Cuba: Another Revolution?

As is well known Raul Castro - Head of State and leader of the Government of the Republic of Cuba – has said he wants to unify the two pesos in use in Cuba. The Cuban peso, which is the functioning currency, is used to pay wages, salaries and pensions in the public sector, while the convertible Cuban peso is used by tourists and Cubans to pay for luxury goods such as petrol, restaurants, hotels, all tourist services and most imported goods. The Cuban peso, is worth about 5 cents but cannot be converted into any foreign currency, especially dollars. The Cuban convertible peso instead has a fixed relationship with the U.S. dollar equal to $1.08.

The two monetary systems have played a dual role for decades. The first acts as a coefficient of exchange between goods within the domestic market and is used to calculate what state employees get, or don’t get, in wages. The second counteracts the drain of hard currency (dollars, in particular) and is used as a means of buying the raw materials and technology which Cuba lacks on the international market.

For those who - unlike ourselves - have always believed that Cuba has been and still is a socialist country this reform will certainly not change their minds. Among other things, the reform has not yet been technically formulated nor have they stated how long it will be before the old system expires. Probably they will move towards a single convertible currency with a huge damaging impact on the purchasing power of the domestic population.

The supporters of “Fidel” in Cuba do not realise that none of the economic categories of capitalism have ever been abolished. From capital to wages, from the production of goods to prices and the existence of the market, even if all of these categories have their political and administrative "dominus" in the central government. You could call it the Caribbean version of state capitalism and that, in some ways, it was "better" (less oppressive) than the Asian version (Stalinism), without losing its capitalist character and its main actor, the "great leader", that of the dictator, but this is another issue that only marginally concerns us here

In relation to the overall economy the issue of the dual monetary system and its possible unification is a detail which fits in with everything else. It is a change brought about by the need of a small state capitalist country to survive. In order to do so it is forced to adapt itself more and more to the more or less private capitalism that surrounds it. This is why we have seen the privatisations that have occurred in some sectors of the economy as well as this change in the peso.

Sunday, December 1, 2013


It took centuries for slave-owning societies to change to feudalism, likewise so long from feudalism to early capitalism. Is it too much to expect that within modern imperialism any local society could operate totally independently of capitalist arrangements ? A rapid transition from one major type of local economy to another seems unlikely, as was seen from shortly after 1917 in Russia. But then there is also the question as to whether one or more capitalist states could, to some extent, operate in an anti-imperialist way in so far as they oppose the dominant major imperialist state of the USA. Obviously the so-called 'market economy' of modern China (whether or not totally capitalist by now) comes to mind, with a post-Mao leadership 'standing up to' the USA in some ways. Let's remember how Cuba has trained thousands of workers in medical skills and provided their help to other countries, however some might regard the less-than-total revolutionary changes there. An all-or-nothing wish for full communism at once seems illusory in 2013.

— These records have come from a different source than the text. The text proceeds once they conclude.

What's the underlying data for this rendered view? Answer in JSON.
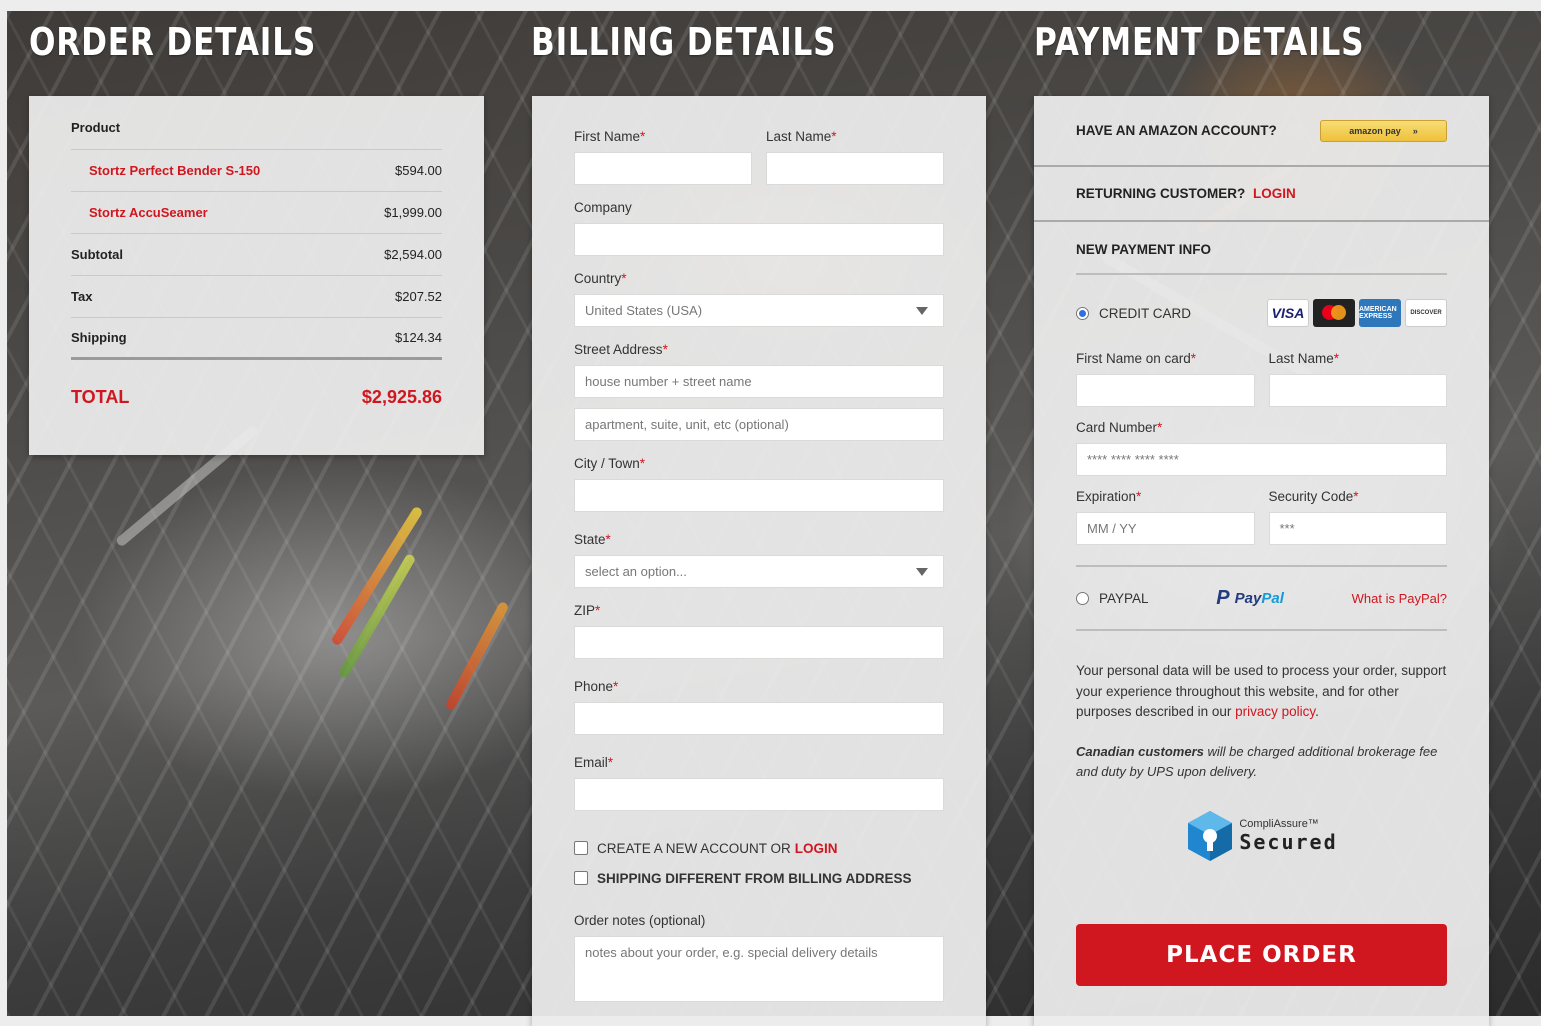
{
  "headings": {
    "order": "ORDER DETAILS",
    "billing": "BILLING DETAILS",
    "payment": "PAYMENT DETAILS"
  },
  "order": {
    "product_header": "Product",
    "items": [
      {
        "name": "Stortz Perfect Bender S-150",
        "price": "$594.00"
      },
      {
        "name": "Stortz AccuSeamer",
        "price": "$1,999.00"
      }
    ],
    "subtotal_label": "Subtotal",
    "subtotal": "$2,594.00",
    "tax_label": "Tax",
    "tax": "$207.52",
    "shipping_label": "Shipping",
    "shipping": "$124.34",
    "total_label": "TOTAL",
    "total": "$2,925.86"
  },
  "billing": {
    "required_mark": "*",
    "first_name_label": "First Name",
    "last_name_label": "Last Name",
    "company_label": "Company",
    "country_label": "Country",
    "country_value": "United States (USA)",
    "street_label": "Street Address",
    "street_placeholder": "house number + street name",
    "street2_placeholder": "apartment, suite, unit, etc (optional)",
    "city_label": "City / Town",
    "state_label": "State",
    "state_value": "select an option...",
    "zip_label": "ZIP",
    "phone_label": "Phone",
    "email_label": "Email",
    "create_account_text": "CREATE A NEW ACCOUNT OR",
    "create_account_login": "LOGIN",
    "ship_different_text": "SHIPPING DIFFERENT FROM BILLING ADDRESS",
    "notes_label": "Order notes (optional)",
    "notes_placeholder": "notes about your order, e.g. special delivery details"
  },
  "payment": {
    "amazon_question": "HAVE AN AMAZON ACCOUNT?",
    "amazon_button": "amazon pay",
    "amazon_button_arrow": "»",
    "returning_text": "RETURNING CUSTOMER?",
    "returning_login": "LOGIN",
    "new_payment_info": "NEW PAYMENT INFO",
    "credit_card_label": "CREDIT CARD",
    "card_visa": "VISA",
    "card_amex": "AMERICAN EXPRESS",
    "card_discover": "DISCOVER",
    "first_name_card_label": "First Name on card",
    "last_name_label": "Last Name",
    "card_number_label": "Card Number",
    "card_number_placeholder": "**** **** **** ****",
    "expiration_label": "Expiration",
    "expiration_placeholder": "MM / YY",
    "security_label": "Security Code",
    "security_placeholder": "***",
    "paypal_label": "PAYPAL",
    "paypal_logo_pay": "Pay",
    "paypal_logo_pal": "Pal",
    "paypal_icon": "P",
    "what_is_paypal": "What is PayPal?",
    "privacy_text": "Your personal data will be used to process your order, support your experience throughout this website, and for other purposes described in our",
    "privacy_link": "privacy policy",
    "privacy_end": ".",
    "canada_bold": "Canadian customers",
    "canada_text": "will be charged additional brokerage fee and duty by UPS upon delivery.",
    "seal_top": "CompliAssure™",
    "seal_bottom": "Secured",
    "place_order": "PLACE ORDER"
  },
  "colors": {
    "accent_red": "#d0161f",
    "radio_blue": "#2f6fe0",
    "amazon_yellow": "#efc13b"
  }
}
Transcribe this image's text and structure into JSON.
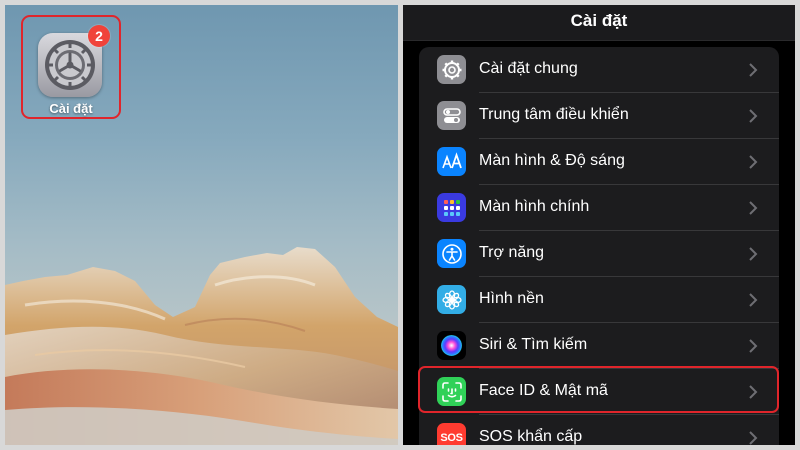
{
  "home": {
    "app_label": "Cài đặt",
    "badge_count": "2",
    "icon": "settings-gear-icon",
    "highlight_color": "#e0252b"
  },
  "settings": {
    "title": "Cài đặt",
    "items": [
      {
        "label": "Cài đặt chung",
        "icon": "gear-icon",
        "color": "#8e8e93"
      },
      {
        "label": "Trung tâm điều khiển",
        "icon": "toggles-icon",
        "color": "#8e8e93"
      },
      {
        "label": "Màn hình & Độ sáng",
        "icon": "text-size-icon",
        "color": "#0a84ff"
      },
      {
        "label": "Màn hình chính",
        "icon": "app-grid-icon",
        "color": "#3a3ae0"
      },
      {
        "label": "Trợ năng",
        "icon": "accessibility-icon",
        "color": "#0a84ff"
      },
      {
        "label": "Hình nền",
        "icon": "flower-icon",
        "color": "#32ade6"
      },
      {
        "label": "Siri & Tìm kiếm",
        "icon": "siri-icon",
        "color": "#1c1c1e"
      },
      {
        "label": "Face ID & Mật mã",
        "icon": "face-id-icon",
        "color": "#30d158"
      },
      {
        "label": "SOS khẩn cấp",
        "icon": "sos-icon",
        "color": "#ff3b30",
        "icon_text": "SOS"
      }
    ]
  }
}
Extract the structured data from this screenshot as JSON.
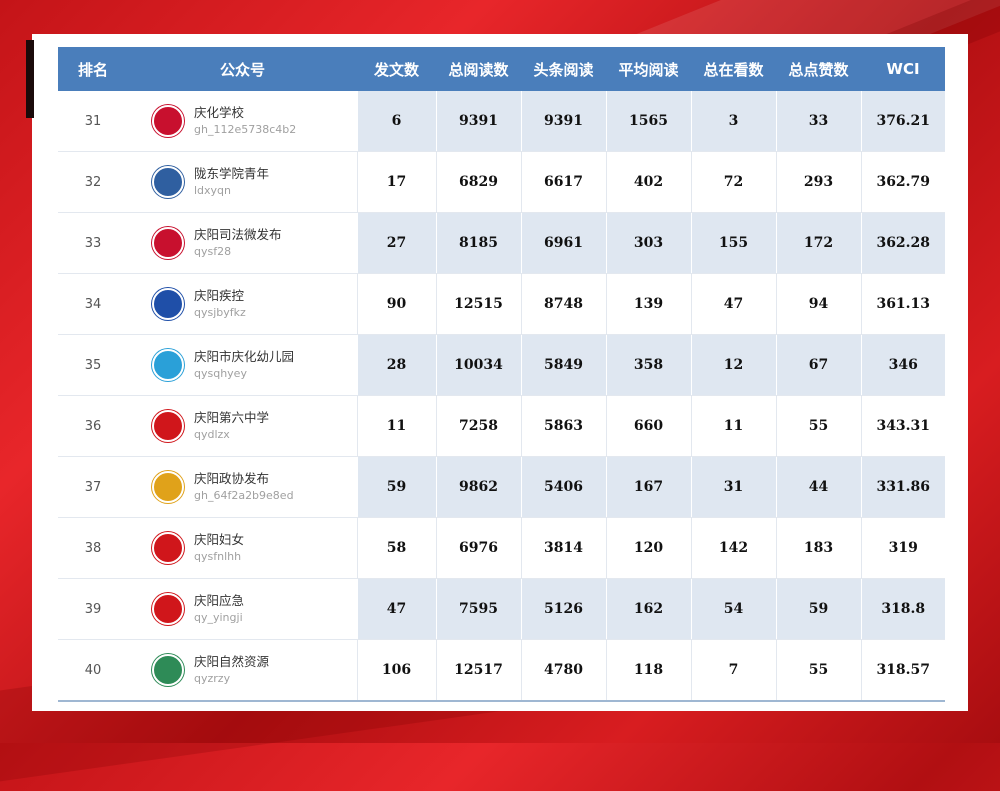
{
  "header": {
    "rank": "排名",
    "account": "公众号",
    "posts": "发文数",
    "total_reads": "总阅读数",
    "headline_reads": "头条阅读",
    "avg_reads": "平均阅读",
    "total_watching": "总在看数",
    "total_likes": "总点赞数",
    "wci": "WCI"
  },
  "rows": [
    {
      "rank": "31",
      "name": "庆化学校",
      "id": "gh_112e5738c4b2",
      "posts": "6",
      "total_reads": "9391",
      "headline_reads": "9391",
      "avg_reads": "1565",
      "watching": "3",
      "likes": "33",
      "wci": "376.21",
      "logo_icon": "school-emblem-icon",
      "logo_color": "#c8102e"
    },
    {
      "rank": "32",
      "name": "陇东学院青年",
      "id": "ldxyqn",
      "posts": "17",
      "total_reads": "6829",
      "headline_reads": "6617",
      "avg_reads": "402",
      "watching": "72",
      "likes": "293",
      "wci": "362.79",
      "logo_icon": "university-seal-icon",
      "logo_color": "#2f5fa0"
    },
    {
      "rank": "33",
      "name": "庆阳司法微发布",
      "id": "qysf28",
      "posts": "27",
      "total_reads": "8185",
      "headline_reads": "6961",
      "avg_reads": "303",
      "watching": "155",
      "likes": "172",
      "wci": "362.28",
      "logo_icon": "justice-badge-icon",
      "logo_color": "#c8102e"
    },
    {
      "rank": "34",
      "name": "庆阳疾控",
      "id": "qysjbyfkz",
      "posts": "90",
      "total_reads": "12515",
      "headline_reads": "8748",
      "avg_reads": "139",
      "watching": "47",
      "likes": "94",
      "wci": "361.13",
      "logo_icon": "cdc-logo-icon",
      "logo_color": "#1f4fa8"
    },
    {
      "rank": "35",
      "name": "庆阳市庆化幼儿园",
      "id": "qysqhyey",
      "posts": "28",
      "total_reads": "10034",
      "headline_reads": "5849",
      "avg_reads": "358",
      "watching": "12",
      "likes": "67",
      "wci": "346",
      "logo_icon": "kindergarten-logo-icon",
      "logo_color": "#2aa0d8"
    },
    {
      "rank": "36",
      "name": "庆阳第六中学",
      "id": "qydlzx",
      "posts": "11",
      "total_reads": "7258",
      "headline_reads": "5863",
      "avg_reads": "660",
      "watching": "11",
      "likes": "55",
      "wci": "343.31",
      "logo_icon": "school-seal-icon",
      "logo_color": "#d0161b"
    },
    {
      "rank": "37",
      "name": "庆阳政协发布",
      "id": "gh_64f2a2b9e8ed",
      "posts": "59",
      "total_reads": "9862",
      "headline_reads": "5406",
      "avg_reads": "167",
      "watching": "31",
      "likes": "44",
      "wci": "331.86",
      "logo_icon": "cppcc-emblem-icon",
      "logo_color": "#e0a21a"
    },
    {
      "rank": "38",
      "name": "庆阳妇女",
      "id": "qysfnlhh",
      "posts": "58",
      "total_reads": "6976",
      "headline_reads": "3814",
      "avg_reads": "120",
      "watching": "142",
      "likes": "183",
      "wci": "319",
      "logo_icon": "womens-federation-icon",
      "logo_color": "#d0161b"
    },
    {
      "rank": "39",
      "name": "庆阳应急",
      "id": "qy_yingji",
      "posts": "47",
      "total_reads": "7595",
      "headline_reads": "5126",
      "avg_reads": "162",
      "watching": "54",
      "likes": "59",
      "wci": "318.8",
      "logo_icon": "national-emblem-icon",
      "logo_color": "#d0161b"
    },
    {
      "rank": "40",
      "name": "庆阳自然资源",
      "id": "qyzrzy",
      "posts": "106",
      "total_reads": "12517",
      "headline_reads": "4780",
      "avg_reads": "118",
      "watching": "7",
      "likes": "55",
      "wci": "318.57",
      "logo_icon": "natural-resources-icon",
      "logo_color": "#2e8b57"
    }
  ]
}
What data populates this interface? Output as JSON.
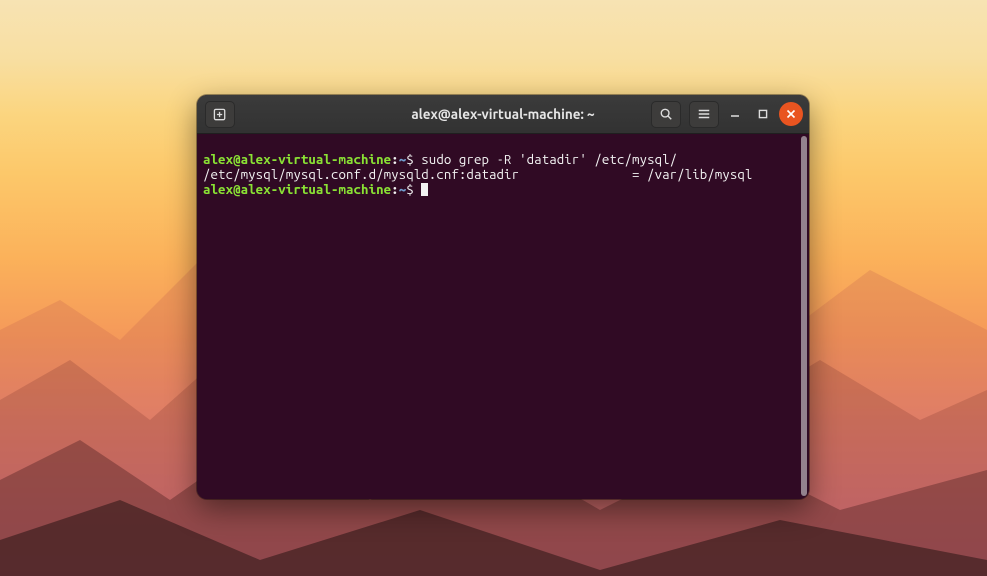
{
  "titlebar": {
    "title": "alex@alex-virtual-machine: ~",
    "icons": {
      "newtab": "new-tab-icon",
      "search": "search-icon",
      "menu": "hamburger-icon",
      "minimize": "minimize-icon",
      "maximize": "maximize-icon",
      "close": "close-icon"
    }
  },
  "terminal": {
    "prompt": {
      "user_host": "alex@alex-virtual-machine",
      "separator": ":",
      "path": "~",
      "symbol": "$"
    },
    "line1": {
      "command": "sudo grep -R 'datadir' /etc/mysql/"
    },
    "line2": {
      "output": "/etc/mysql/mysql.conf.d/mysqld.cnf:datadir               = /var/lib/mysql"
    }
  },
  "colors": {
    "window_bg": "#300a24",
    "titlebar_bg": "#323232",
    "accent_close": "#e95420",
    "prompt_user": "#8ae234",
    "prompt_path": "#729fcf",
    "text": "#f2f2f2"
  }
}
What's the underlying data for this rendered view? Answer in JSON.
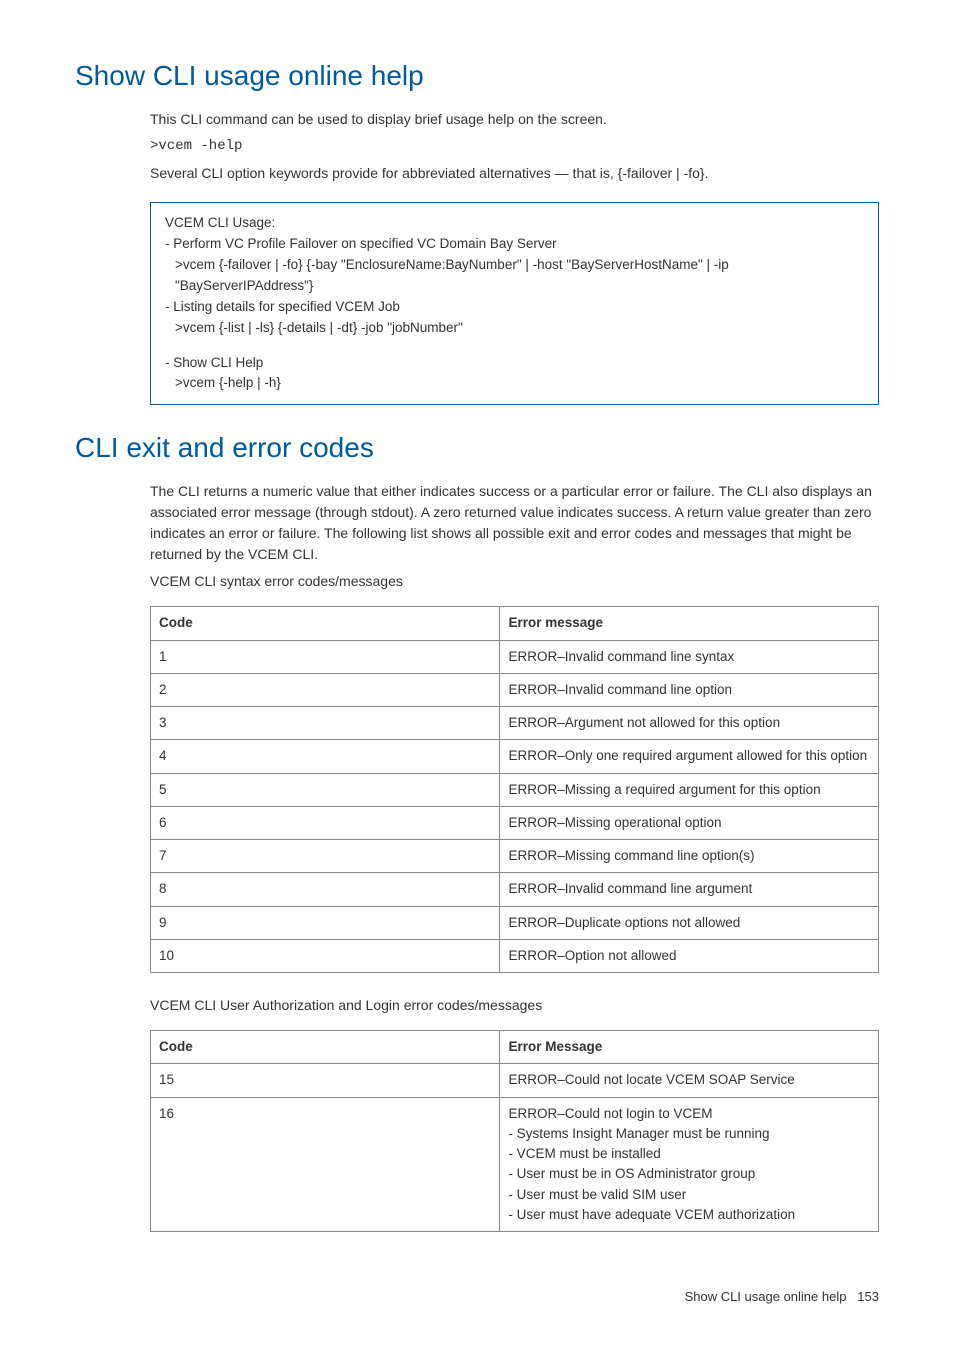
{
  "section1": {
    "heading": "Show CLI usage online help",
    "intro": "This CLI command can be used to display brief usage help on the screen.",
    "command": ">vcem -help",
    "desc": "Several CLI option keywords provide for abbreviated alternatives — that is, {-failover | -fo}.",
    "usage": {
      "title": "VCEM CLI Usage:",
      "item1_label": "- Perform VC Profile Failover on specified VC Domain Bay Server",
      "item1_cmd": ">vcem {-failover | -fo} {-bay \"EnclosureName:BayNumber\" | -host \"BayServerHostName\" | -ip \"BayServerIPAddress\"}",
      "item2_label": "- Listing details for specified VCEM Job",
      "item2_cmd": ">vcem {-list | -ls} {-details | -dt} -job \"jobNumber\"",
      "item3_label": "- Show CLI Help",
      "item3_cmd": ">vcem {-help | -h}"
    }
  },
  "section2": {
    "heading": "CLI exit and error codes",
    "intro": "The CLI returns a numeric value that either indicates success or a particular error or failure. The CLI also displays an associated error message (through stdout). A zero returned value indicates success. A return value greater than zero indicates an error or failure. The following list shows all possible exit and error codes and messages that might be returned by the VCEM CLI.",
    "table1_caption": "VCEM CLI syntax error codes/messages",
    "table1": {
      "header_code": "Code",
      "header_msg": "Error message",
      "rows": [
        {
          "code": "1",
          "msg": "ERROR–Invalid command line syntax"
        },
        {
          "code": "2",
          "msg": "ERROR–Invalid command line option"
        },
        {
          "code": "3",
          "msg": "ERROR–Argument not allowed for this option"
        },
        {
          "code": "4",
          "msg": "ERROR–Only one required argument allowed for this option"
        },
        {
          "code": "5",
          "msg": "ERROR–Missing a required argument for this option"
        },
        {
          "code": "6",
          "msg": "ERROR–Missing operational option"
        },
        {
          "code": "7",
          "msg": "ERROR–Missing command line option(s)"
        },
        {
          "code": "8",
          "msg": "ERROR–Invalid command line argument"
        },
        {
          "code": "9",
          "msg": "ERROR–Duplicate options not allowed"
        },
        {
          "code": "10",
          "msg": "ERROR–Option not allowed"
        }
      ]
    },
    "table2_caption": "VCEM CLI User Authorization and Login error codes/messages",
    "table2": {
      "header_code": "Code",
      "header_msg": "Error Message",
      "rows": [
        {
          "code": "15",
          "msg_lines": [
            "ERROR–Could not locate VCEM SOAP Service"
          ]
        },
        {
          "code": "16",
          "msg_lines": [
            "ERROR–Could not login to VCEM",
            "- Systems Insight Manager must be running",
            "- VCEM must be installed",
            "- User must be in OS Administrator group",
            "- User must be valid SIM user",
            "- User must have adequate VCEM authorization"
          ]
        }
      ]
    }
  },
  "footer": {
    "label": "Show CLI usage online help",
    "page": "153"
  }
}
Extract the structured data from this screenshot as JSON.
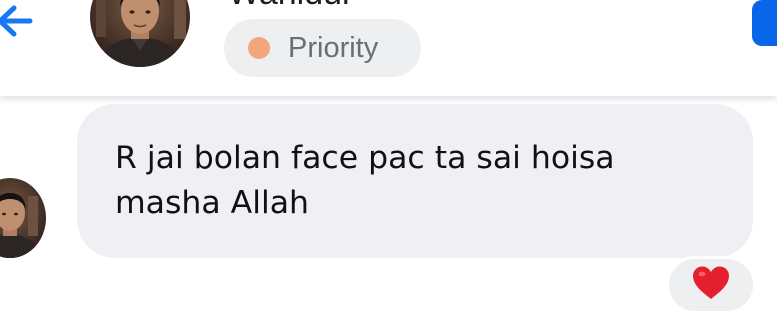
{
  "header": {
    "contact_name": "Wahidul",
    "priority_label": "Priority",
    "colors": {
      "back_arrow": "#1877f2",
      "priority_dot": "#f4a57a",
      "action_button": "#0a66e8"
    }
  },
  "conversation": {
    "message": {
      "text": "R jai bolan face pac ta sai hoisa\nmasha Allah",
      "bubble_color": "#f0f0f4",
      "reaction": {
        "icon": "heart-icon",
        "color": "#e5202e"
      }
    }
  }
}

Its not about our. all or nothing wish for full communism. I is about those who claim today that Cuba is "socialist". If you like police states and can ignore that money regulates expoitation or that nationalism is the real ideology of the regime then you still have the poblem of why there is a ruling elite driving around in modern cars whilst the rest of the population are seeing their living standards frozen. The fact that it has specialised in medical training does not make it less capitalist. You are simply making a kind of special pleading.

T34 is right in saying that the wish for full communism at once is illusory. This is because first we need a successful proletarian revolution, which will dispose of the bourgeoisie's dictatorship and replace it with our own. This dictatorship will have to be international in order to succeed. Having established itself this dictatorship of Workers'Councils (the Communist Party does not substitute itself for the workers' dictatorship but has a significant advisory role) will set about beginning to build communism all over the planet. This'll take time.

You can't have communism in one country, or even on one small island? Added to which it would be extremely naive to fall for the idea that there was anything truly working class and communist about the self-seeking bourgeois antics of the Castro brothers and their mates.

And brave China, under Mao, standing up the USA is merely yet another example of the endless and dangerous competitive nationalism which capital continually reproduces everywhere.

How many such workers' councils are known to exist by the start of 2014 ? Where are they ?

Hi T34. Where are Workers'Councils at the start of 2014, you ask. As far as I know there aren't any. But this isn't surprising because - as far as I know, and correct me if I'm wrong - workers' councils are usually the product of revolutionary situations, and we don't have any of those just now.

Thanks, Charlie. However, plenty of places are on the boil or at least heating up. Whether any of those are on the threshold of a 'revolutionary situation' should be assessed and seen, especially as regards various sorts of possible leadership, which, presumably, will lead to positive or negative results by and for workers.